Sep 22, 2017
In today’s podcast we have a very in depth, frank and honest interview with former England cricket captain Michael Vaughan who worked with me on his Mind Factor for a number of years
Vaughan was ranked one of the best batsmen in the world following the 2002/03 Ashes, in which he scored 633 runs, including three centuries.
He captained England in 51 Tests between 2003 and 2008, winning 26, a record and losing 11; England won all seven home Tests of the 2004 summer under Vaughan, and the pinnacle of his captaincy career came with a 2–1 victory in the 2005 Ashes, England's first Ashes victory since 1986/87. The series build as the ‘greatest test series of all time.
In this session Vaughan talks at length about how he and the team developed a process to beat a team who many thought were invincible.
If you are interested in either leading others or just leading yourself these simple concepts are priceless and can be applied to any setting where you want to get the best out of a group of people.
We also discuss
Early days and how a tough environment shaped his future career. The early effects of good and bad coaching. Developing a love of the game.
How a single opportunity came along that defined a future life and how he took that opportunity. Responding to opportunity as opposed to being scared.
How parents can get too involved in the development of young players.
How a young player needs to own their own process and not be too dependent on coaching. Coaching should be about bringing out learning as opposed to coaching too much theory.
Why talent can be coached out of players
The culture of overcomplicating games and the dangers of pampering people with too much
How enjoying the game is such a vital part of the game. Developing a mindset of ‘what will be will be’ and how if you have done your work and your preparation this can release you to play the game and express your own natural talent
Creating a plan to defeat perhaps the greatest test team of all time. How to play the ball not the man. Focus on what you can do as opposed to being drawn into the ‘story’ of what your opposition may or may not do.
Letting go of the fear of failure, some specifics.
The fact that mentally tough players deal with setbacks and how they are able to reset and get back on track.

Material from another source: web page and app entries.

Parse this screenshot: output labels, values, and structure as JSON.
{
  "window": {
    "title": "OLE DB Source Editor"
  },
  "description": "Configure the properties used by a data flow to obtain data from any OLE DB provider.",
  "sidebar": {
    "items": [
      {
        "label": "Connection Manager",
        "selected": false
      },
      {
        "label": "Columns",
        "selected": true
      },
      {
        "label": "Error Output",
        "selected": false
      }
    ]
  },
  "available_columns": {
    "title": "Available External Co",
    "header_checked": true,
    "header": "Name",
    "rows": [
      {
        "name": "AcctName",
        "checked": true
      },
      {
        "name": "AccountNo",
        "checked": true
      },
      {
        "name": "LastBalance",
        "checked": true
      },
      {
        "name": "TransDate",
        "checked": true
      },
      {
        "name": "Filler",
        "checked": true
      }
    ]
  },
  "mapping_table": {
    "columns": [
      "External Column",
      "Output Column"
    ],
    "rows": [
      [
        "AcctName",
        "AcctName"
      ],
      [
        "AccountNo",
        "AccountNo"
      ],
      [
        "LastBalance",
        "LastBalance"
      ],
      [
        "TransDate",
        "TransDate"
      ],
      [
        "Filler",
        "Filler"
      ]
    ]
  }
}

When it is time to look at your technique and create some change.
When you look at other sports how this can actually create breakthroughs by getting you out of your own ‘normal’ system
The importance of body language and how some simple steps in the way you carry yourself can have a big impact on the way you feel. How science has now started to back up this simple but incredibly effective concept.
When a conversation with a poorly youngster on the eve of the most important match of his life put the whole game in perspective and allowed him to go out and play perhaps his finest innings.
Making the complicated simple. Taking all of the worlds complexity and breaking it down to something simple that you can DO.
Staying ‘in the game’ when things get tough and how to develop mental toughness and also dealing with the ‘good days’ to be able to stay calm.
The way captaincy of the England team affected his own individual performance as a result of ATTENTION
Slowing your mind down at the right time to be able to access your ideal state of CALM. Getting away from ‘having’ to score a certain number of runs. Avoiding the danger of setting numeric targets.
Creating a new future. How when one chapter of your life is coming to an end the importance of creating new challenges. Planning for a future than gives you energy as opposed to always looking back on past glories.
Your time will come but it will also go. How to accept this and move on.
The strategies to become a great coach. Coaching the human being as opposed to just the ‘player’
The single most important factors in being able to lead others.
The magic of writing things down and how you can influence your future by writing down what works for you. The diary of success.
A fascinating insight from one of the truly great sportsmen of our age and what YOU can take from him and apply effectively to your own life.